The alleged Michigan plot is almost too idiotic to believe. The alleged conspirators purportedly planned to kidnap Whitmer and take her to Wisconsin for a private trial. This is on par with the 2006 FBI-fabricated terror plot of the Liberty City Seven, where an informant swayed a bunch of dimwits to babble about blowing up government buildings. That group was so knuckle-headed that they asked the informant for military uniforms and wanted to conduct a parade.
The Michigan conspirators are receiving vastly more coverage than a recent Michigan Supreme Court decision, which effectively labeled Whitmer a lawless dictator who had extended a “state of emergency” far beyond what an unconstitutional state law allowed. Instead of obeying the ruling of the highest state court, Whitmer responded by having the Michigan Department of Health and Human Services issue “new COVID-19 emergency orders that are nearly identical to her invalidated emergency orders,” as the Mackinac Center noted.
Four months earlier, the Michigan Court of Claims condemned Whitmer for contorting a Michigan workplace safety law to unjustifiably inflict additional penalties on businesses and individuals who failed to submit to her pandemic commands.
Anyone who protests or heartily condemns lockdowns will also be presumed collectively guilty with the Michigan plotters. The same media moral framework will likely be used to exonerate new lockdowns that may be imposed in the name of curbing Covid-19. Earlier this month, many pundits denounced President Trump as a would-be Benito Mussolini for his statement on the White House balcony after he returned from Walter Reed Hospital. Commentators were horrified that Trump, who was standing outside not close to anyone, removed his facemask.
If Joe Biden is elected president and fulfills his promise to impose a national facemask mandate or dictates a national shutdown of the economy, such actions will be portrayed as benevolence at its best, rather than the most foolhardy federal interventions since the 55 mile per hour speed limit.

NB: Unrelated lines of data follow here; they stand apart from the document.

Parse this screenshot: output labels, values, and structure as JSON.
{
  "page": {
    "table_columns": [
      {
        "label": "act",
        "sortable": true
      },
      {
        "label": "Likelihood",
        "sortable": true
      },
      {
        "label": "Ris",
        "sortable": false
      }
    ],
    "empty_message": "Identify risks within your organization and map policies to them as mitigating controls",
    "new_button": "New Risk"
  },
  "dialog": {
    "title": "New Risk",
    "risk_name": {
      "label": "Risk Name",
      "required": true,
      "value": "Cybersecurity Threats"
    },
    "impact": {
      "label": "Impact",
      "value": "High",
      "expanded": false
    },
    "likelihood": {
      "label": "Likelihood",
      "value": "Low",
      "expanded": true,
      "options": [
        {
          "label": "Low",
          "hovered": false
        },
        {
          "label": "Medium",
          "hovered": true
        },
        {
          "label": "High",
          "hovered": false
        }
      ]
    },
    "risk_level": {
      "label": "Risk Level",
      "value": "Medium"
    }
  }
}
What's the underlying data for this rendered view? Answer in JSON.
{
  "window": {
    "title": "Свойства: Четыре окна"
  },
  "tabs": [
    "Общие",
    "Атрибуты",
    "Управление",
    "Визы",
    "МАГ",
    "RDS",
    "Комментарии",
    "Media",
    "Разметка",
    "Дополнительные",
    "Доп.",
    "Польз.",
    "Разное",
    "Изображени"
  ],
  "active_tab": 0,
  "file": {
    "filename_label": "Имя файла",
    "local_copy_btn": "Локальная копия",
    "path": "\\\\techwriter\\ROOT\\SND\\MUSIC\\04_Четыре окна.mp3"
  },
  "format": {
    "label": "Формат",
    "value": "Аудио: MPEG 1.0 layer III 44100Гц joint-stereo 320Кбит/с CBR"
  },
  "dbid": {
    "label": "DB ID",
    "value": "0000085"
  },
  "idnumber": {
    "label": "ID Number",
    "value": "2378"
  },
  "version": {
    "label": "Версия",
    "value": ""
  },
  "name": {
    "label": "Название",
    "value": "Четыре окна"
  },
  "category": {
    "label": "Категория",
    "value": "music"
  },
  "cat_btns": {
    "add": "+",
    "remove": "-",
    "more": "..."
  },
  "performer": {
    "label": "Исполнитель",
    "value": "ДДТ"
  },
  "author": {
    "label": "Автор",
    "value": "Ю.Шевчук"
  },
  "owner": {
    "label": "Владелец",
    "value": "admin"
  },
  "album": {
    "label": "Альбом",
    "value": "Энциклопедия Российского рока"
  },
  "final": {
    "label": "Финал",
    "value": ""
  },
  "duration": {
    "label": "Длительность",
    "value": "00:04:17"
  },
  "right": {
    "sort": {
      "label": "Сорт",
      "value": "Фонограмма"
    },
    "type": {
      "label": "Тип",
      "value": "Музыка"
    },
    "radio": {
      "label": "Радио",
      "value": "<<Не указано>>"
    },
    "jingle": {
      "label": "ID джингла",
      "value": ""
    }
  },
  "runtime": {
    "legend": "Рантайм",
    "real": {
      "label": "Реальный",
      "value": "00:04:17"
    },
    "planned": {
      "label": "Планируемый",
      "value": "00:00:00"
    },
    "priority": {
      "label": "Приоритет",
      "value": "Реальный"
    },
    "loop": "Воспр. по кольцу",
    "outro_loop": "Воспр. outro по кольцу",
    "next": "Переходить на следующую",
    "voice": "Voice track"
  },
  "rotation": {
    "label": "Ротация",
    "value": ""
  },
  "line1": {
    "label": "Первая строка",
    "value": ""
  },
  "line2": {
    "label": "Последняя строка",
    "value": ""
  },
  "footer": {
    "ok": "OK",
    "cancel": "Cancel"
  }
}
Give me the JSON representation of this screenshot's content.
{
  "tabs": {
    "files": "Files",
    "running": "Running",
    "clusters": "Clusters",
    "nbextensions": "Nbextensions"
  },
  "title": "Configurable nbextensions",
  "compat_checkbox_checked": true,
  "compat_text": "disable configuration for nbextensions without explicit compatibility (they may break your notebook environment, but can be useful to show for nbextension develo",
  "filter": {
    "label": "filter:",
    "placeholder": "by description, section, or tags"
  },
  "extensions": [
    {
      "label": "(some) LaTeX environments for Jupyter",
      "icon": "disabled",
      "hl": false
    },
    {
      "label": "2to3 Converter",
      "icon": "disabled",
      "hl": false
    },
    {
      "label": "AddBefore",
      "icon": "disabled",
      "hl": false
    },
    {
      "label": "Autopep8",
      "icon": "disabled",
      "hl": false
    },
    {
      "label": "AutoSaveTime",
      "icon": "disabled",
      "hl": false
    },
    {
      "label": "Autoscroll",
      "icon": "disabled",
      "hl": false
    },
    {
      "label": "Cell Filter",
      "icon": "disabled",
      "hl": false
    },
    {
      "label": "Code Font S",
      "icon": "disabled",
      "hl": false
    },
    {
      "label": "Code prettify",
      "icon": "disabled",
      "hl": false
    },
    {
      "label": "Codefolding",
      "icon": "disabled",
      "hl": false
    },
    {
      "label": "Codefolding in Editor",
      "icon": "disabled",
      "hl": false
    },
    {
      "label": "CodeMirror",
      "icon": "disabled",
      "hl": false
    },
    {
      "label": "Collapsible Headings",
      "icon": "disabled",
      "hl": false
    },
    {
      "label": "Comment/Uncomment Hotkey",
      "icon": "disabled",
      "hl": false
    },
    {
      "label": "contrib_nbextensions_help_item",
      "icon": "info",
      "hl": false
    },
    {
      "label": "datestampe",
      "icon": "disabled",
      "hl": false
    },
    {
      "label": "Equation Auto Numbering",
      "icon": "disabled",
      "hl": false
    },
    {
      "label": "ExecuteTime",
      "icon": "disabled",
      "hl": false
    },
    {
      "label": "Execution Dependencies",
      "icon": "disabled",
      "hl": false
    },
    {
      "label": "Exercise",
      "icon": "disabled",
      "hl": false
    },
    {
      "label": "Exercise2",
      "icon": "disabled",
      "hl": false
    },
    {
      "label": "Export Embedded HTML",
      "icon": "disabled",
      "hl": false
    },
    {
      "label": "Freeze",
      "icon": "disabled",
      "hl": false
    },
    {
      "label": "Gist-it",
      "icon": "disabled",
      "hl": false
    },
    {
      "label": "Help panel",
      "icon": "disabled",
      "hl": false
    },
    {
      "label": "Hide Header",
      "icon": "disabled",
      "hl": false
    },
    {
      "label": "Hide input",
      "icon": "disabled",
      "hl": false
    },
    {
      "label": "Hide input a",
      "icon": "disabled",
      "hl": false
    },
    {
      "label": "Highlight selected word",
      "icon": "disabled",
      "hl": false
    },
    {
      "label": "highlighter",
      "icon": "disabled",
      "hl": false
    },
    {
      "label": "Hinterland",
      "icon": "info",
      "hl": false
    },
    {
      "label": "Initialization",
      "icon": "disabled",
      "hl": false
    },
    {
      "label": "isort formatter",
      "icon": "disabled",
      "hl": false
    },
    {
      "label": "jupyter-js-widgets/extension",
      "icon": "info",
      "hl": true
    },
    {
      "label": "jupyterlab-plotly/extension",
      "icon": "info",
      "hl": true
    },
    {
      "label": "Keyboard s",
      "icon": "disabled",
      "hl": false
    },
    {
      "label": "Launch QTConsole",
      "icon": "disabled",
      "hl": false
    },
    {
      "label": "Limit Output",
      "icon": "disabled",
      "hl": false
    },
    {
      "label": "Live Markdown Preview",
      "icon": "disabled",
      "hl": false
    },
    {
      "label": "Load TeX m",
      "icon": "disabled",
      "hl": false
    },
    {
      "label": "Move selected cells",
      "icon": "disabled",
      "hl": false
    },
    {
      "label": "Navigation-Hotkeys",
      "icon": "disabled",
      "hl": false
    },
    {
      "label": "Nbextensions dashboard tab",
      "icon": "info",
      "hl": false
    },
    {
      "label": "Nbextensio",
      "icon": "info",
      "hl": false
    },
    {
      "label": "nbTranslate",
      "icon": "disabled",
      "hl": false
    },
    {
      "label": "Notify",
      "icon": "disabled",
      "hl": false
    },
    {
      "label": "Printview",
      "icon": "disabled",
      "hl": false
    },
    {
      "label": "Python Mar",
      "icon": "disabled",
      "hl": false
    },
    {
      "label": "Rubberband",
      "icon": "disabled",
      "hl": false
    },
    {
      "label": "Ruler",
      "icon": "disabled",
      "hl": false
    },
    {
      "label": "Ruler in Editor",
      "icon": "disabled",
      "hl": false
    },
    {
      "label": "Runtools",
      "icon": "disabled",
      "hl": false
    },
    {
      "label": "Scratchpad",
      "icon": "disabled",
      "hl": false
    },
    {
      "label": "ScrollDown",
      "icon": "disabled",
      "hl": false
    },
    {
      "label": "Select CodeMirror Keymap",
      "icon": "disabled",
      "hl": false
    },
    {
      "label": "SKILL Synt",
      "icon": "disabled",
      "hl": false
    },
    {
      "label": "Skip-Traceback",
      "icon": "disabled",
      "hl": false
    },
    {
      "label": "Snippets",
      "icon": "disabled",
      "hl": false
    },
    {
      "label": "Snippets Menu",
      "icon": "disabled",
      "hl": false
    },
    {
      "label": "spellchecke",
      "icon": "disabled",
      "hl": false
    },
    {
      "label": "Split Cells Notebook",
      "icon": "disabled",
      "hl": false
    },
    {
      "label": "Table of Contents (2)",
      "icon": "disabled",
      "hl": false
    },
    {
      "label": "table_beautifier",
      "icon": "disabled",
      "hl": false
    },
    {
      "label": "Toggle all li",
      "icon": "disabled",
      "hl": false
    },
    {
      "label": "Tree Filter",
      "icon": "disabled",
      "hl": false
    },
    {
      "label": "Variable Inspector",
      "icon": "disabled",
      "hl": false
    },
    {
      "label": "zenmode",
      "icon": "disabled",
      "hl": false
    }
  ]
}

Will the Michigan plot be touted by the media to valorize every government official who placed any American under house arrest in response to the pandemic? It is possible to heartily condemn both nitwit conspirators and oppressive politicians.
Unfortunately, the media will likely pay far more attention to the bluster of boneheads than to actual devastation produced by unjustified shutdowns.
James Bovard is the author of 10 books, including Public Policy Hooligan, Attention Deficit Democracy, The Bush Betrayal, and Lost Rights: The Destruction of American Liberty. He has written for The New York Times, Wall Street Journal, Washington Post, New Republic, Reader’s Digest, and many other publications. He is a member of the USA Today Board of Contributors, a frequent contributor to The Hill, and a contributing editor for the American Conservative. He also contributes to the American Institute for Economic Research whose website it AIER.org.